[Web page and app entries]
#####

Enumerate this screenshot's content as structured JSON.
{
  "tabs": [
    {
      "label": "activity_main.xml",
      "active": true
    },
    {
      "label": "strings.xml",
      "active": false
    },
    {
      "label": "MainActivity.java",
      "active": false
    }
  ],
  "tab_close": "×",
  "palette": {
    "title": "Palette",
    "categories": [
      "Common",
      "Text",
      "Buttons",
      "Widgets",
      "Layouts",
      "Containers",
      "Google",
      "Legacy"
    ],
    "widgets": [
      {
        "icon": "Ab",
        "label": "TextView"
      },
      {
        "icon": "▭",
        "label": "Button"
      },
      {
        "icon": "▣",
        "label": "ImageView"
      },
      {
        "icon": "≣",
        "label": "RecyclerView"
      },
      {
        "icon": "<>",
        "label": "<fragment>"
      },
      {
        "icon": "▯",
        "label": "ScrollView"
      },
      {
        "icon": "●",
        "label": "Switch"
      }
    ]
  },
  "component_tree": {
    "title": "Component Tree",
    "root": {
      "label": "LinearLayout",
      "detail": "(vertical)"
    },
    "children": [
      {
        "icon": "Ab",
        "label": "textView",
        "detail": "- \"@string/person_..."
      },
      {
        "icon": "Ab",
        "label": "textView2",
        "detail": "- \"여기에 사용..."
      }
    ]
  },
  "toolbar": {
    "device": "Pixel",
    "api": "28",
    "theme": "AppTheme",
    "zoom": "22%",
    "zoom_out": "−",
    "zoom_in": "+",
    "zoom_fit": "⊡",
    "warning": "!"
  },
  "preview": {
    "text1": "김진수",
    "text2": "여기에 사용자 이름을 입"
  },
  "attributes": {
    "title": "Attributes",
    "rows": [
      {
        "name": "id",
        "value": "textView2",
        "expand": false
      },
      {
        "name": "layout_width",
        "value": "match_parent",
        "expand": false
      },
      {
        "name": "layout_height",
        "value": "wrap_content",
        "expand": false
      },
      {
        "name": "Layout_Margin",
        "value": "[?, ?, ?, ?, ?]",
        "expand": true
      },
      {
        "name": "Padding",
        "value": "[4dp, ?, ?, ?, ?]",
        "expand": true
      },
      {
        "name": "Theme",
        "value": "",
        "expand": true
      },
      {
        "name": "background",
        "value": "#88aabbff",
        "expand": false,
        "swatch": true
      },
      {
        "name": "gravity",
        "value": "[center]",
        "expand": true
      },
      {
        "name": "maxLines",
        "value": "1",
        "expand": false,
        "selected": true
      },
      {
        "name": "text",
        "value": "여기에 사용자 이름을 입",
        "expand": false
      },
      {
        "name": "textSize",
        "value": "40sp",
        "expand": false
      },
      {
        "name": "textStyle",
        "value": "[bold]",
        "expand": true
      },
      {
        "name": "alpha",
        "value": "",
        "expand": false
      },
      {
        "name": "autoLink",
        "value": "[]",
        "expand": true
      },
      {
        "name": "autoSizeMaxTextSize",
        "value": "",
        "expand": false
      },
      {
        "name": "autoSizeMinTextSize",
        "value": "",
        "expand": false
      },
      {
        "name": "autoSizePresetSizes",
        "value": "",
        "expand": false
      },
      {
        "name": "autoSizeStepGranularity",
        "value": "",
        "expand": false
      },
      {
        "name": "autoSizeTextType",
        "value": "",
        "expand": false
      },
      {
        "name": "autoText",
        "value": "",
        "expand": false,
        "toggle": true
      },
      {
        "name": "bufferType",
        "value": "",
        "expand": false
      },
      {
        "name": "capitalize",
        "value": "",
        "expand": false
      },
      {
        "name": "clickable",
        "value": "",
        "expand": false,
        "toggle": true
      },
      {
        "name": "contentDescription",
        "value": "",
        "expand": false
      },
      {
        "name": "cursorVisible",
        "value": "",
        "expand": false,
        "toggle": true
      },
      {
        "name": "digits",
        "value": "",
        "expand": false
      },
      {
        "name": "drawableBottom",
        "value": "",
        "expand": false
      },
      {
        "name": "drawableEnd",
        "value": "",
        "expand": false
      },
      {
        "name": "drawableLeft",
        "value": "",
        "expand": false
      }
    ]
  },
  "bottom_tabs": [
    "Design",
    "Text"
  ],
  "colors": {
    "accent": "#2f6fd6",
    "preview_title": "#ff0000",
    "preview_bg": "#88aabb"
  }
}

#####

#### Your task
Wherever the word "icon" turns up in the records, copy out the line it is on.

#### Finished task
        "icon": "Ab",
        "icon": "▭",
        "icon": "▣",
        "icon": "≣",
        "icon": "<>",
        "icon": "▯",
        "icon": "●",
        "icon": "Ab",
        "icon": "Ab",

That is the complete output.